In exploring the mindset and inner life of Bauby, Schnabel has constructed a film of awe-inspiring beauty and depth, a dazzling patchwork of images, ideas, and dreams stitched together from Bauby's writings. The one fault is the metaphor of the butterfly, a positive counterpoint to the diving helmet image that described Bauby's isolation in his own body. The butterfly represents, for Bauby, his ability to escape from his entrapment by means of imagination and memory, the twin capabilities of the human mind that are glorified here. The butterfly is a very tired metaphor for human freedom, although here it's presented in narration over a lovely abstract collage of superimposed imagery, and is mostly not returned to afterwards, as though Schnabel also understood that this uncharacteristic moment of triteness was a weak link in the writing's clear-eyed thinking about sensation and the mind. Otherwise, the film remains remarkably balanced in exploring the emotional and intellectual ramifications of Bauby's sensory state without manipulation or overt sentimentalizing. This is an incredibly powerful film, in which the union of aesthetics and subject is nearly perfect. Having seen Bauby's words visualized by the fragmentary beauty of Schnabel's hyper-stylized imagery, it's hard to imagine it being done any other way certainly, any more traditional cinematic language could never do justice to the intrinsically internal nature of this story, which is primarily located in the brain of its protagonist rather than a physical world.

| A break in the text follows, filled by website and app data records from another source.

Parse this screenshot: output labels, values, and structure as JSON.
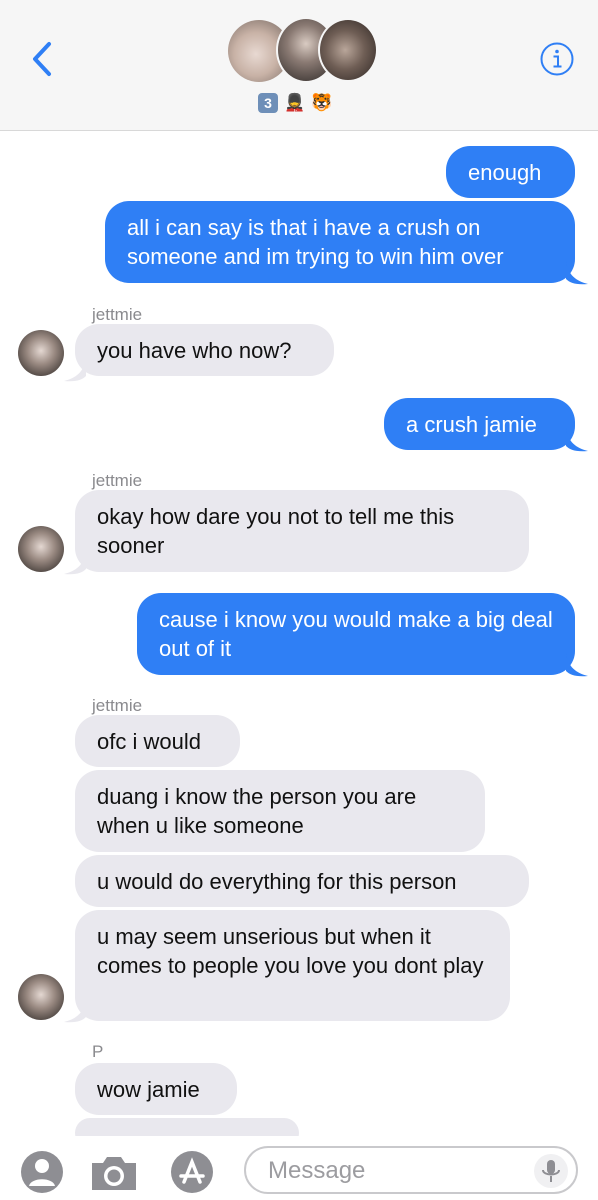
{
  "header": {
    "group_badges": [
      "3",
      "💂",
      "🐯"
    ]
  },
  "messages": [
    {
      "dir": "out",
      "text": "enough"
    },
    {
      "dir": "out",
      "text": "all i can say is that i have a crush on someone and im trying to win him over"
    },
    {
      "dir": "in",
      "sender": "jettmie",
      "text": "you have who now?"
    },
    {
      "dir": "out",
      "text": "a crush jamie"
    },
    {
      "dir": "in",
      "sender": "jettmie",
      "text": "okay how dare you not to tell me this sooner"
    },
    {
      "dir": "out",
      "text": "cause i know you would make a big deal out of it"
    },
    {
      "dir": "in",
      "sender": "jettmie",
      "text": "ofc i would"
    },
    {
      "dir": "in",
      "text": "duang i know the person you are when u like someone"
    },
    {
      "dir": "in",
      "text": "u would do everything for this person"
    },
    {
      "dir": "in",
      "text": "u may seem unserious but when it comes to people you love you dont play"
    },
    {
      "dir": "in",
      "sender": "P",
      "text": "wow jamie"
    }
  ],
  "compose": {
    "placeholder": "Message"
  },
  "colors": {
    "accent": "#2f7ff5",
    "incoming_bubble": "#e9e8ee"
  }
}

This is a truly original and exciting film, one that maybe falls (just) short of a masterpiece, but nevertheless indicates a true master in the making.